Kathryn W. Sieverts, a former grocery store owner who was active in Lutheran ministries, died in her sleep Tuesday at College Manor nursing home in Lutherville. The former longtime Hampstead resident was 92.
The former Kathryn Wentz was born and raised in Lineboro. She was a Manchester High School graduate and earned a bachelor's degree in 1936 from Western Maryland College, now McDaniel College.
She taught home economics, biology and physical education at Sykesville High School from 1936 to 1942.
In 1938, she married Bernard L.C. Sieverts, and four years later, the couple established Sieverts' Self-Service Market on Main Street in Sykesville, which they owned and operated for 25 years.
Mr. Sieverts died in 1968.
Mrs. Sieverts was a longtime member of St. Mark's Lutheran Church in Hampstead, where she planned many programs for the Women of the Evangelical Lutheran Church in America, and was a member of the social ministry committee.
She served on the Mission Action Committee of the Delaware-Maryland Synod Lutheran Church Women.

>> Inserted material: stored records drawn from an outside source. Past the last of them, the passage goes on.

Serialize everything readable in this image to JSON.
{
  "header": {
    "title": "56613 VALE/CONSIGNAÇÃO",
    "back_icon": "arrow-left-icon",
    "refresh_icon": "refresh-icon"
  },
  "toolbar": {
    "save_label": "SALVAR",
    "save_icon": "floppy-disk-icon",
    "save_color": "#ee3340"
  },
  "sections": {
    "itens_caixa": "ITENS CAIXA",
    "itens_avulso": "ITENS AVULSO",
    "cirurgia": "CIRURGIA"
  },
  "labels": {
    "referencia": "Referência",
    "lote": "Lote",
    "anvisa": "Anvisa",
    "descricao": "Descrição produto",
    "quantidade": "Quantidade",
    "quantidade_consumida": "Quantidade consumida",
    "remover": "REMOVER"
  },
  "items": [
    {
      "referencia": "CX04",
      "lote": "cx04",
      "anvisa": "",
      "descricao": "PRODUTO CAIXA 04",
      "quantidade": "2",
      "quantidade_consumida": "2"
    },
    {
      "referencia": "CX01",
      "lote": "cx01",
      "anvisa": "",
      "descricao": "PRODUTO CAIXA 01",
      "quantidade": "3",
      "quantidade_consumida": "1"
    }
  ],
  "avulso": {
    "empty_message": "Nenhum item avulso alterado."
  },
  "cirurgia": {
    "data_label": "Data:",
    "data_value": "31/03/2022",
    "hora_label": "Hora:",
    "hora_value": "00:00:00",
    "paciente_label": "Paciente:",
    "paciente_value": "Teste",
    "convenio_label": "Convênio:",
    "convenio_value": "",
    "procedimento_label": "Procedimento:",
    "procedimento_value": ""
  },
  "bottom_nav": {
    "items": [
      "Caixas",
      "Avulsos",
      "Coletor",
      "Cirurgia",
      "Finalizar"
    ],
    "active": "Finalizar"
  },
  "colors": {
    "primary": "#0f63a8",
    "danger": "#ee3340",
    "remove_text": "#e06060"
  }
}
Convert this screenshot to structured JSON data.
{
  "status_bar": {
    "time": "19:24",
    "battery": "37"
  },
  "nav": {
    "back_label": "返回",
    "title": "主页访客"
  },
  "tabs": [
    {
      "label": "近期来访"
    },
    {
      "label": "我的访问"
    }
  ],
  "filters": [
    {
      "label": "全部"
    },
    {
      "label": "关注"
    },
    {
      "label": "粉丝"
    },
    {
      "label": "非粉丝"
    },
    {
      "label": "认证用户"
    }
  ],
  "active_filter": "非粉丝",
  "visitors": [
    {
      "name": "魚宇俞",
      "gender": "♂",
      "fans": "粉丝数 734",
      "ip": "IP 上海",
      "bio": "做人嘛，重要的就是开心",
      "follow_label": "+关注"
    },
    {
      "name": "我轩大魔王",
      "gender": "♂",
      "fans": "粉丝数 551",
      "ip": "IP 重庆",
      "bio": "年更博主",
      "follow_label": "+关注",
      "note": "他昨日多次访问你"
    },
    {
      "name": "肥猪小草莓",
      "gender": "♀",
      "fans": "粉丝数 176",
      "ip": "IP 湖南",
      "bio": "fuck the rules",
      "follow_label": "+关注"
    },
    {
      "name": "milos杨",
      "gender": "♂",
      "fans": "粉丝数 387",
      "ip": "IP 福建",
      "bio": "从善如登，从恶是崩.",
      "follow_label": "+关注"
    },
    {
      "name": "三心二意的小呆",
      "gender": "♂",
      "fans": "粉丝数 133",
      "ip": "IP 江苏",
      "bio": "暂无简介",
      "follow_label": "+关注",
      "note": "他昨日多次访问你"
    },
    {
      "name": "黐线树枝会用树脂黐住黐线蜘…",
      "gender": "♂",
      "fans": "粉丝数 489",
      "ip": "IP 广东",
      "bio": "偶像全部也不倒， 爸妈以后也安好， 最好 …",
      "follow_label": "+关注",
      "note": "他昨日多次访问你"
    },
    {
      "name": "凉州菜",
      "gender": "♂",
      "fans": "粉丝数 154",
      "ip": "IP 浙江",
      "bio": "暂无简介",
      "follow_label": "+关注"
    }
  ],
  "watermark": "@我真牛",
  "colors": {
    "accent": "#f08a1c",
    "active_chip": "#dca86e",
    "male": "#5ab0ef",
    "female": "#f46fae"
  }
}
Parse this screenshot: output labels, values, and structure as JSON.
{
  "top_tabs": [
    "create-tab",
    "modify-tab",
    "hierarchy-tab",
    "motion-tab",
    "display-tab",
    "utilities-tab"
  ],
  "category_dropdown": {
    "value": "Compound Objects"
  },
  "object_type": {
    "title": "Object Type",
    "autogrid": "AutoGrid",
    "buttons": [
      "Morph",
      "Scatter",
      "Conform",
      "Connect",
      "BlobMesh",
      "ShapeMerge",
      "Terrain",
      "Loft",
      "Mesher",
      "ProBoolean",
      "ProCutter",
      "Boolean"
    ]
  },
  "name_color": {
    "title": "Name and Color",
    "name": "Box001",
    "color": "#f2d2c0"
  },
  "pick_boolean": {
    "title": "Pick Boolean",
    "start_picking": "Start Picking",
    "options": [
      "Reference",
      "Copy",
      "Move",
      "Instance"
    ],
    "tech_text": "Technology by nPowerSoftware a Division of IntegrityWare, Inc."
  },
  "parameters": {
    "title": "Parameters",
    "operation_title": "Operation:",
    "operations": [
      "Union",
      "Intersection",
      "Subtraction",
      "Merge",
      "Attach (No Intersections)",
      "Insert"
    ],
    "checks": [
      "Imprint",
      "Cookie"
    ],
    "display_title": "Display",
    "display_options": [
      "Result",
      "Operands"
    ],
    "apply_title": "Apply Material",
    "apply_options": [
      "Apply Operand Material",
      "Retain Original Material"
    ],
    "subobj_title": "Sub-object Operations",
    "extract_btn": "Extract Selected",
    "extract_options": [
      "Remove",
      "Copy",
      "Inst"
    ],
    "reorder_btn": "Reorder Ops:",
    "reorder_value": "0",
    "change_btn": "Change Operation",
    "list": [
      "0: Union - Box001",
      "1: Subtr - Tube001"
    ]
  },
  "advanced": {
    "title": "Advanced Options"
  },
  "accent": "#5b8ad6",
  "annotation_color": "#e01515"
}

Mrs. Sieverts was also known as the "Quilt Lady." She and a sister, Miriam Wentz of Lutherville, picked up donated fabric that they distributed to local churches, whose members, in turn, produced quilts.
The two sisters would pick up and deliver the finished quilts to numerous organizations, including Human Services Programs of Carroll County, The Shepherd's Staff and the New Windsor Brethren Center; the quilts were then shipped abroad to be distributed by Lutheran World Relief.
Quilts were also donated to area veterans hospitals and nursing homes. A brick honoring her work was placed in the Quilt Plaza at Lutheran World Relief headquarters in Baltimore.
In 1998, she received the ELCA Delaware-Maryland Synod Award for social ministry service for "reaching out to touch the lives of people around the world by dedicating endless hours and energy to providing quilts for those around the world."
Mrs. Sieverts was also involved with the National Lutheran Home in Rockville, worked on synod committees dealing with hunger and served on the board of the Lederer Ministries, a Christian witness program for Jewish people. She also was an active member of the Church and Synagogue Library Fellowship, a national organization that promotes church libraries.
She was a co-founder of the Literacy Council of Carroll County, and had been a member of the board of the Carroll County Historical Society and served two terms as a member of the Carroll County Commission on Aging.
In 1995, Soroptimist International of Westminster selected Mrs. Sieverts as the Outstanding Woman of Carroll County for her volunteer efforts, especially in establishing the Literacy Council.
"She went to at least three meetings a day for years and years," said her daughter, Mary Ann Ensminger of Hampstead.
Since 1975, Mrs. Sieverts had also been a member of the Baltimore Chapter of the Daughters of the American Revolution, and had held many positions in the local and national organization, including docent at the organization's headquarters in Continental Hall and Constitution Hall in Washington.
She was a life member of the DAR Museum and a member of the DAR's Veteran Patients committee.
Mrs. Sieverts was an avid gardener and member of the Maryland Daffodil Society and Maryland Rose Society.
"She also collected angels, and made hundreds of angel food cakes for friends in place of birthday and get-well-cards for nursing home patients and as donations for bake sales for charities," her daughter said.
A memorial service was held yesterday at her church.
Also surviving are two sons, John W. Sieverts of Towson and Louis B. Sieverts of Lutherville; a brother, George Wentz of Hanover, Pa.; another sister, Mary Ellen Hines of Mitchellville; and four grandchildren.